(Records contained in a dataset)
========

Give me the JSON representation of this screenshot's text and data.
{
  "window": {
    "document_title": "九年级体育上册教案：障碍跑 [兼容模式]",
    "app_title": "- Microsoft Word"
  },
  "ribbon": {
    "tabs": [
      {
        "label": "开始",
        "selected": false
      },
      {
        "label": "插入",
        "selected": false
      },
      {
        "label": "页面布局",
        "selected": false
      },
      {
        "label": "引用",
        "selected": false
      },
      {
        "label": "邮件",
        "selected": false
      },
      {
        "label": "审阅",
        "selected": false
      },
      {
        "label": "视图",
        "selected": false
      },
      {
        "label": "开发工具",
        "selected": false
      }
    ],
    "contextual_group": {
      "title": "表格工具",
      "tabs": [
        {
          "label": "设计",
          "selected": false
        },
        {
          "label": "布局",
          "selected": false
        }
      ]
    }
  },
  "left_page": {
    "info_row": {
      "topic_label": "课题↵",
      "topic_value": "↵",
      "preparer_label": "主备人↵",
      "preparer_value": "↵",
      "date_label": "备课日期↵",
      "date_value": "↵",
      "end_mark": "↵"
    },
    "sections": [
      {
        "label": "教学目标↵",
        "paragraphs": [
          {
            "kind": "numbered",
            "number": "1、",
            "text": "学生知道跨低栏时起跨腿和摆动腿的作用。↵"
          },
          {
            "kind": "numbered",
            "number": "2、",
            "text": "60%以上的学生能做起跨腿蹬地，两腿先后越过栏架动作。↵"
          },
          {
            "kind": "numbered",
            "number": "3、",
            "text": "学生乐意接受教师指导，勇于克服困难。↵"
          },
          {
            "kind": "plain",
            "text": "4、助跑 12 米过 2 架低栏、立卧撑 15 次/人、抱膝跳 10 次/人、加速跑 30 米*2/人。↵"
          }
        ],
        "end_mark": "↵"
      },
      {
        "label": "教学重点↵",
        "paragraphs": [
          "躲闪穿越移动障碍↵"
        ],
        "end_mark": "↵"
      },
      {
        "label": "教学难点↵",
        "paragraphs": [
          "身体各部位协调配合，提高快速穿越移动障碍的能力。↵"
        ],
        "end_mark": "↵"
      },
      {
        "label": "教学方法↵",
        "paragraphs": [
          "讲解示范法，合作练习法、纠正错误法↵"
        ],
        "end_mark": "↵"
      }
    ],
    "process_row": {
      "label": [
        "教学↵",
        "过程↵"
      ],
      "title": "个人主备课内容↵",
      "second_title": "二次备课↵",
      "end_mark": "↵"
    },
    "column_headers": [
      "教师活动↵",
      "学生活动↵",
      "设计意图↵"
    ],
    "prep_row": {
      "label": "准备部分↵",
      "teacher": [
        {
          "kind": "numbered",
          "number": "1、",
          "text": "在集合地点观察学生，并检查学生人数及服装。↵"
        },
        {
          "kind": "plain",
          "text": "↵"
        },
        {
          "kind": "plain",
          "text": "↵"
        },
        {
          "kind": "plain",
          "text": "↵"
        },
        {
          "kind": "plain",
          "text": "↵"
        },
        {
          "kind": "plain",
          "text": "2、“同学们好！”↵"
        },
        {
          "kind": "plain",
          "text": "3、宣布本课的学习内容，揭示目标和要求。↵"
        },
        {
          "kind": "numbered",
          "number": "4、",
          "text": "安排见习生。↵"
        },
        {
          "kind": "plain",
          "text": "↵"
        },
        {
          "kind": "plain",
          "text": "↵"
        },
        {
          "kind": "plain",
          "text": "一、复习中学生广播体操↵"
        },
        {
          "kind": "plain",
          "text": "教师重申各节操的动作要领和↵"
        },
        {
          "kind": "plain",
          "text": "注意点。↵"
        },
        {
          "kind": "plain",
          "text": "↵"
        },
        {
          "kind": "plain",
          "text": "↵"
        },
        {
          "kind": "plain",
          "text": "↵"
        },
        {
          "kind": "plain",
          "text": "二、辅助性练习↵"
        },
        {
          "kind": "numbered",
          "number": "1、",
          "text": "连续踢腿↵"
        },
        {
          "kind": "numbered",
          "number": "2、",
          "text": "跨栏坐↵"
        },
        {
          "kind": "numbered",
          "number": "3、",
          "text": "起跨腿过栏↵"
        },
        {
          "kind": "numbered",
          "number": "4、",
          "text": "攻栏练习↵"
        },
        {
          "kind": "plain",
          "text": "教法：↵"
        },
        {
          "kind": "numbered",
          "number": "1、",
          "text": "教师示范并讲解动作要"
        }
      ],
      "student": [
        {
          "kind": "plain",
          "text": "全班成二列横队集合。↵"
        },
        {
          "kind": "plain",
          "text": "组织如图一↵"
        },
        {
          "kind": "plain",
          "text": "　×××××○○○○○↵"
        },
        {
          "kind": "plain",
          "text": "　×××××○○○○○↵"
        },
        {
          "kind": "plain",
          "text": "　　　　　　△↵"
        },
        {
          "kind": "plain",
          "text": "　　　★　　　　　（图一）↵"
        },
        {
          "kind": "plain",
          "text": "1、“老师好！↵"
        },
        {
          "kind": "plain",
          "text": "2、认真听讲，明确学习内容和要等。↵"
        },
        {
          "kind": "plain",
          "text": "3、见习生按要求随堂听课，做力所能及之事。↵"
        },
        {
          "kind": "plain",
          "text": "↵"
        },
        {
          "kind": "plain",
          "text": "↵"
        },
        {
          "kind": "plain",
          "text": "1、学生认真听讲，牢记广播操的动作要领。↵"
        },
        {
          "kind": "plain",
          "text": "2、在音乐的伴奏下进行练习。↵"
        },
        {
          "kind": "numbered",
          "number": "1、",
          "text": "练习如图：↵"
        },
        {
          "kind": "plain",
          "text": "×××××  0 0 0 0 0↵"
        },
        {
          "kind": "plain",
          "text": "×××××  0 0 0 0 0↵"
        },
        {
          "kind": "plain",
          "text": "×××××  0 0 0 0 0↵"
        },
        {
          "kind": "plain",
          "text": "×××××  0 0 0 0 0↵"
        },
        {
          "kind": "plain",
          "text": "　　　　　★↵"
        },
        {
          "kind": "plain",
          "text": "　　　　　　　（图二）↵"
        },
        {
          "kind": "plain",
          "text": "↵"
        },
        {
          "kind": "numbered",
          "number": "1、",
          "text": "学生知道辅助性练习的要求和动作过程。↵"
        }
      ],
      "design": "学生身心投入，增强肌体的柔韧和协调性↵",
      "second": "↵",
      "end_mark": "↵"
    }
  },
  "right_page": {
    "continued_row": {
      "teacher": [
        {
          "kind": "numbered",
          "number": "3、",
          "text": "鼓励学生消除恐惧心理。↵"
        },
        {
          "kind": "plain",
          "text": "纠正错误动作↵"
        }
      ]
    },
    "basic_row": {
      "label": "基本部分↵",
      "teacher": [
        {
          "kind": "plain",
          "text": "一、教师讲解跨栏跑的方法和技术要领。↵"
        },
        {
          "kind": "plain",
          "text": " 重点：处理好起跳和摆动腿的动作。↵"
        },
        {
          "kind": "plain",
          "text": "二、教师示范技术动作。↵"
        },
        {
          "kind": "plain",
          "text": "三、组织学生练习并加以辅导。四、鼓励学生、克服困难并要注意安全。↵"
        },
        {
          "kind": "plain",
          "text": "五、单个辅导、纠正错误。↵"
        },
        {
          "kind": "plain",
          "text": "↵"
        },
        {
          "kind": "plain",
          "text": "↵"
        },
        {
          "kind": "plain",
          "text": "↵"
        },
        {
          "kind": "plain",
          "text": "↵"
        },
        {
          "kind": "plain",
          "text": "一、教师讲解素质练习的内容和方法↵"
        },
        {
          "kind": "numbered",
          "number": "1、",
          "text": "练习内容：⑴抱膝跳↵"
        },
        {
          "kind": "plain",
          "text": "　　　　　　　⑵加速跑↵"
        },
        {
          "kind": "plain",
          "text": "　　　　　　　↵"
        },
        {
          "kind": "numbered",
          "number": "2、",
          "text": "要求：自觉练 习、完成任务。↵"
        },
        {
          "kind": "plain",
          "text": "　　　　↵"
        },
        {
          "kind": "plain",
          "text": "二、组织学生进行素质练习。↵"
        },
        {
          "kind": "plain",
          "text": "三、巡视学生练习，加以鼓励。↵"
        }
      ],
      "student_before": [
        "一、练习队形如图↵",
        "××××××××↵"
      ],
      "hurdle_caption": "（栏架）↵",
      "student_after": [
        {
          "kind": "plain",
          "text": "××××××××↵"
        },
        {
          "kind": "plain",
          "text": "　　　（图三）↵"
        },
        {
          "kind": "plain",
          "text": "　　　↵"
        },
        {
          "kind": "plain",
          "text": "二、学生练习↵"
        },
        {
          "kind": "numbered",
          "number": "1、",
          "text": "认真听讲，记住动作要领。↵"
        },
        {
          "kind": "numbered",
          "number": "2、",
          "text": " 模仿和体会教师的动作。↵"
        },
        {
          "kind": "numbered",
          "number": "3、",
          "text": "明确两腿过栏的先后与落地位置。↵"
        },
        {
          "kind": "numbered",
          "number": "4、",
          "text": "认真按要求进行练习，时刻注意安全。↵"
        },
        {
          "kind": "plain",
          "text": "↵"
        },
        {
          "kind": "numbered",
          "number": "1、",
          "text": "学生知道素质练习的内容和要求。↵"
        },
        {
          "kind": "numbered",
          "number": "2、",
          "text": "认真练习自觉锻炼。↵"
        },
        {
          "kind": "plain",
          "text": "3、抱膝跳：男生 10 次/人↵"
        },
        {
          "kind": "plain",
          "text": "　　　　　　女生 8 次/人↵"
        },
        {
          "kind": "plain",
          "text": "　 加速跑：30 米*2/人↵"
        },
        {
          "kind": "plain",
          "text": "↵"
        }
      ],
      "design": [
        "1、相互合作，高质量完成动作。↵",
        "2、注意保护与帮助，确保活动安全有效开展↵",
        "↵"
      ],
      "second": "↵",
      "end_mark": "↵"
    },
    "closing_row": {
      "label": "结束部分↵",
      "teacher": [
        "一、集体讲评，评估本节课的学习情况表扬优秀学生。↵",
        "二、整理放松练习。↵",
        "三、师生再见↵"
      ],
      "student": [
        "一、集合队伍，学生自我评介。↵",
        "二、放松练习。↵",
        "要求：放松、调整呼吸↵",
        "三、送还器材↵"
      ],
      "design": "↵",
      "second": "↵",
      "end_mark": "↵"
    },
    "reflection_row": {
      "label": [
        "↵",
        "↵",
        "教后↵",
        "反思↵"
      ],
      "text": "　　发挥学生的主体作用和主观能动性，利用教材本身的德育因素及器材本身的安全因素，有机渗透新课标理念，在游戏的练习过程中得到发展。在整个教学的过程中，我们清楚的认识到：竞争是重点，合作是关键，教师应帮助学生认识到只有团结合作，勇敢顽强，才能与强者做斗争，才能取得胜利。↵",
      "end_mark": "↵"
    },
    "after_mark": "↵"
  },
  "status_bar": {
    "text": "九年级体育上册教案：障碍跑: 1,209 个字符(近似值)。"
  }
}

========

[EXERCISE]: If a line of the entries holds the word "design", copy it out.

[SOLUTION FOR THIS EXERCISE]:
      "design": "学生身心投入，增强肌体的柔韧和协调性↵",
      "design": [
      "design": "↵",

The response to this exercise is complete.